Collection entries:
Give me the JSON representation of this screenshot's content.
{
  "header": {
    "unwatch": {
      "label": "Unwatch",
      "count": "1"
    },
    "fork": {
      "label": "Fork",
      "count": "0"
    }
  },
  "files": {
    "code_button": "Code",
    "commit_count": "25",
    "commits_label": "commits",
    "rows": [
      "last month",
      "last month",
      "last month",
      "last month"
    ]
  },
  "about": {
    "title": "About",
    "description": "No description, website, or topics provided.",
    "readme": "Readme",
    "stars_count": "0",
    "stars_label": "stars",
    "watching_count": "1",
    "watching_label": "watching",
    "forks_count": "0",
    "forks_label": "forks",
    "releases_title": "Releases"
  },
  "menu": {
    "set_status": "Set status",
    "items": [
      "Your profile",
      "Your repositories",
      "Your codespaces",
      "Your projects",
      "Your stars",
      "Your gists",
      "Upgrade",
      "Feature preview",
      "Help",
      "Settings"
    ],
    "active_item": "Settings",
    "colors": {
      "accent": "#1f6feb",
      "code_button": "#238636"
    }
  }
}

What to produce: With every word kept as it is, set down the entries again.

Exercise answer:
Give me the JSON representation of this screenshot's content.
{
  "header": {
    "unwatch": {
      "label": "Unwatch",
      "count": "1"
    },
    "fork": {
      "label": "Fork",
      "count": "0"
    }
  },
  "files": {
    "code_button": "Code",
    "commit_count": "25",
    "commits_label": "commits",
    "rows": [
      "last month",
      "last month",
      "last month",
      "last month"
    ]
  },
  "about": {
    "title": "About",
    "description": "No description, website, or topics provided.",
    "readme": "Readme",
    "stars_count": "0",
    "stars_label": "stars",
    "watching_count": "1",
    "watching_label": "watching",
    "forks_count": "0",
    "forks_label": "forks",
    "releases_title": "Releases"
  },
  "menu": {
    "set_status": "Set status",
    "items": [
      "Your profile",
      "Your repositories",
      "Your codespaces",
      "Your projects",
      "Your stars",
      "Your gists",
      "Upgrade",
      "Feature preview",
      "Help",
      "Settings"
    ],
    "active_item": "Settings",
    "colors": {
      "accent": "#1f6feb",
      "code_button": "#238636"
    }
  }
}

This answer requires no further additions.